Santana’s “She’s Not There” is a cover of a song originally by The Zombies, and it’s all about the ghost of a relationship. It explores the agony of loving an illusion—a person who isn’t what she seems. You can almost hear the sigh in the lyrics, a sense of resignation mixed with confusion. The song isn’t so much about the woman as it is about the man’s emotional journey. It’s the story of a warning unheeded, of regrets that weigh heavy.

Dig into Santana’s “She’s Not There” and find out what makes it tick, and why it still speaks to us decades later.

“She’s Not There” Lyrics Meaning

Right off the bat, “No one told me about her, The way she lied,” sets the stage. The singer’s friends knew something he didn’t—they knew she wasn’t reliable. However, they didn’t tell him, which brings about a feeling of betrayal not just from her, but from those who knew her truth.

Following that, the line “Well, it’s too late to say you’re sorry, How would I know, why should I care,” shows a defeated acceptance. At this point, the singer has moved past anger and settled into a sort of melancholic resignation. It’s too late for apologies or excuses, and he’s struggling to find reasons even to care anymore.

Then comes the most haunting line, “Please don’t bother trying to find her, She’s not there.” It’s not just about her physical absence. This line dives deep into the realization that the woman he thought he knew never really existed. It’s a poignant declaration that screams, ‘I fell for an illusion.’

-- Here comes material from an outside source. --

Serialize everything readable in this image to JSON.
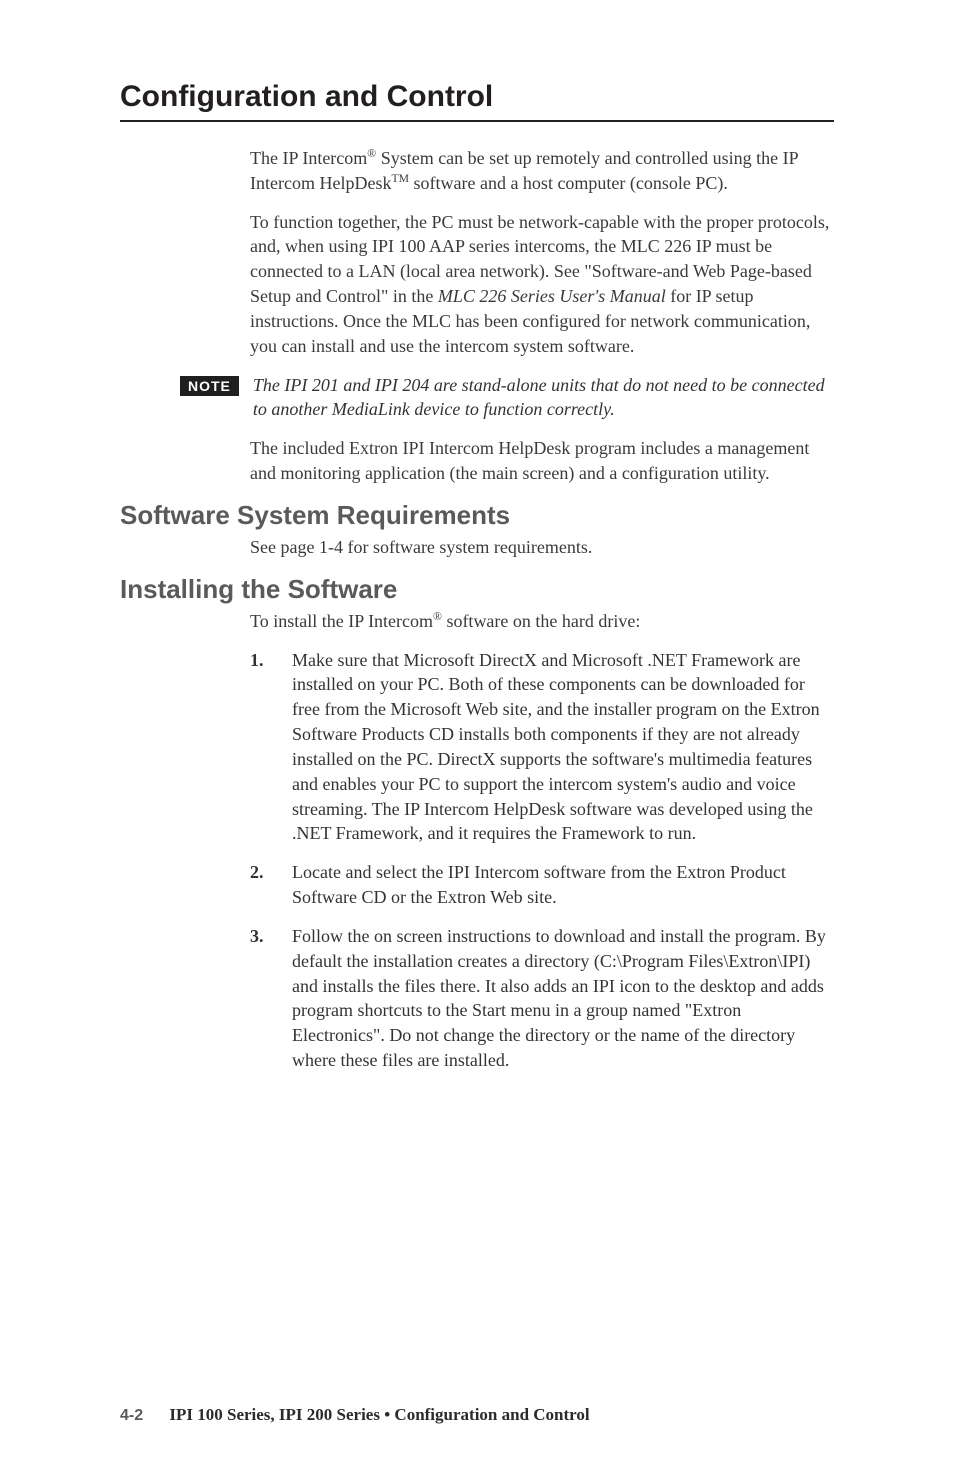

“Well, let me tell you about the way she looked, The way she acted, the color of her hair,” describes what the singer remembers or wants to remember. But then he ends it with “Her voice is soft and cool, Her eyes are clear and bright, But she’s not there.” This final refrain is powerful. He still remembers her allure, the beautiful things that drew him in. Yet, he’s aware that these are just surface details, a veneer hiding the real person beneath.

The message? You can be captivated by someone’s outer charm, but don’t be blindsided. Sometimes, the person you think you know doesn’t really exist. Santana’s rendition of the song captures this hauntingly beautiful realization with its iconic instrumental solos, adding a depth of emotional complexity to the lyrics.

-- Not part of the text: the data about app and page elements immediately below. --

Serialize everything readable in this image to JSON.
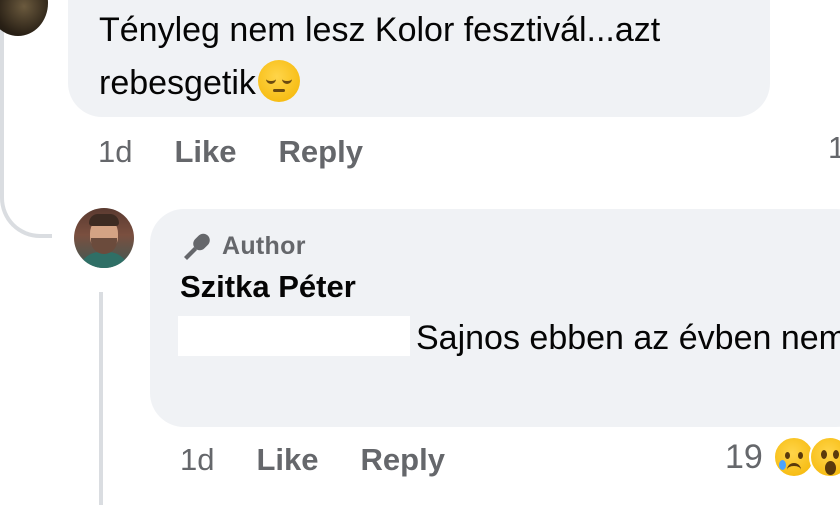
{
  "parent_comment": {
    "text": "Tényleg nem lesz Kolor fesztivál...azt rebesgetik",
    "emoji": "pensive-face",
    "time": "1d",
    "like_label": "Like",
    "reply_label": "Reply",
    "partial_count": "1"
  },
  "reply_comment": {
    "badge": "Author",
    "badge_icon": "microphone-icon",
    "author_name": "Szitka Péter",
    "text": "Sajnos ebben az évben nem.",
    "time": "1d",
    "like_label": "Like",
    "reply_label": "Reply",
    "reaction_count": "19",
    "reactions": [
      "sad-face",
      "wow-face"
    ]
  },
  "colors": {
    "bubble": "#f0f2f5",
    "meta_text": "#65676b",
    "text": "#050505",
    "thread_line": "#dadde1"
  }
}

The Story Behind “She’s Not There”

Now, let’s get a bit into the backstory. “She’s Not There” was originally written by Rod Argent of The Zombies. The song came out in 1964, a time when rock and pop were evolving rapidly, incorporating more complex emotional and musical elements. Argent wrote the song following a breakup, and it captures the emotional intensity and confusion of that time in his life.

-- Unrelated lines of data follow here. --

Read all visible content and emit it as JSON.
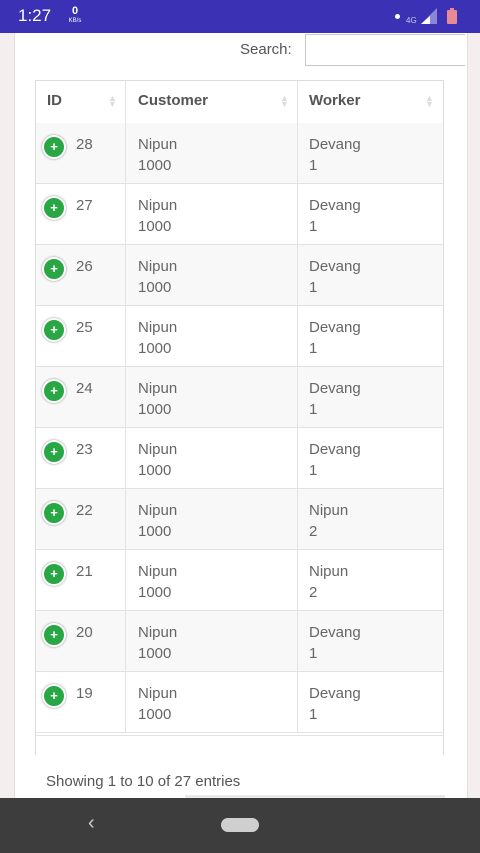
{
  "status_bar": {
    "time": "1:27",
    "net_speed_value": "0",
    "net_speed_unit": "KB/s",
    "network": "4G"
  },
  "search": {
    "label": "Search:",
    "value": ""
  },
  "table": {
    "columns": [
      "ID",
      "Customer",
      "Worker"
    ],
    "rows": [
      {
        "id": "28",
        "customer": [
          "Nipun",
          "1000"
        ],
        "worker": [
          "Devang",
          "1"
        ]
      },
      {
        "id": "27",
        "customer": [
          "Nipun",
          "1000"
        ],
        "worker": [
          "Devang",
          "1"
        ]
      },
      {
        "id": "26",
        "customer": [
          "Nipun",
          "1000"
        ],
        "worker": [
          "Devang",
          "1"
        ]
      },
      {
        "id": "25",
        "customer": [
          "Nipun",
          "1000"
        ],
        "worker": [
          "Devang",
          "1"
        ]
      },
      {
        "id": "24",
        "customer": [
          "Nipun",
          "1000"
        ],
        "worker": [
          "Devang",
          "1"
        ]
      },
      {
        "id": "23",
        "customer": [
          "Nipun",
          "1000"
        ],
        "worker": [
          "Devang",
          "1"
        ]
      },
      {
        "id": "22",
        "customer": [
          "Nipun",
          "1000"
        ],
        "worker": [
          "Nipun",
          "2"
        ]
      },
      {
        "id": "21",
        "customer": [
          "Nipun",
          "1000"
        ],
        "worker": [
          "Nipun",
          "2"
        ]
      },
      {
        "id": "20",
        "customer": [
          "Nipun",
          "1000"
        ],
        "worker": [
          "Devang",
          "1"
        ]
      },
      {
        "id": "19",
        "customer": [
          "Nipun",
          "1000"
        ],
        "worker": [
          "Devang",
          "1"
        ]
      }
    ]
  },
  "info": "Showing 1 to 10 of 27 entries",
  "icons": {
    "expand": "plus-circle-icon",
    "sort": "sort-arrows-icon",
    "back": "back-chevron-icon",
    "home": "home-pill-icon"
  },
  "colors": {
    "status_bar": "#3a31b5",
    "expand_button": "#29a745",
    "nav_bar": "#3d3d3d"
  }
}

Santana’s version came five years later in 1969, right in the midst of the psychedelic era. Carlos Santana, already known for his unique fusion of rock, Latin music, and jazz, adopted this song into his own style, adding an almost otherworldly quality that supports the song’s haunting message.

Santana’s cover keeps the melancholic mood but adds a sense of exploration and coming-of-age. The late 1960s were all about self-discovery and challenging societal norms, and Santana’s version speaks to a generation wrestling with illusions—both personal and societal. It’s this blend of individual storytelling and generational voice that makes Santana’s “She’s Not There” timeless. Even today, the song resonates with anyone who has ever faced disillusionment in love or in people. It’s an anthem for the moments when we realize the world is more complicated, more elusive than we’d like to admit.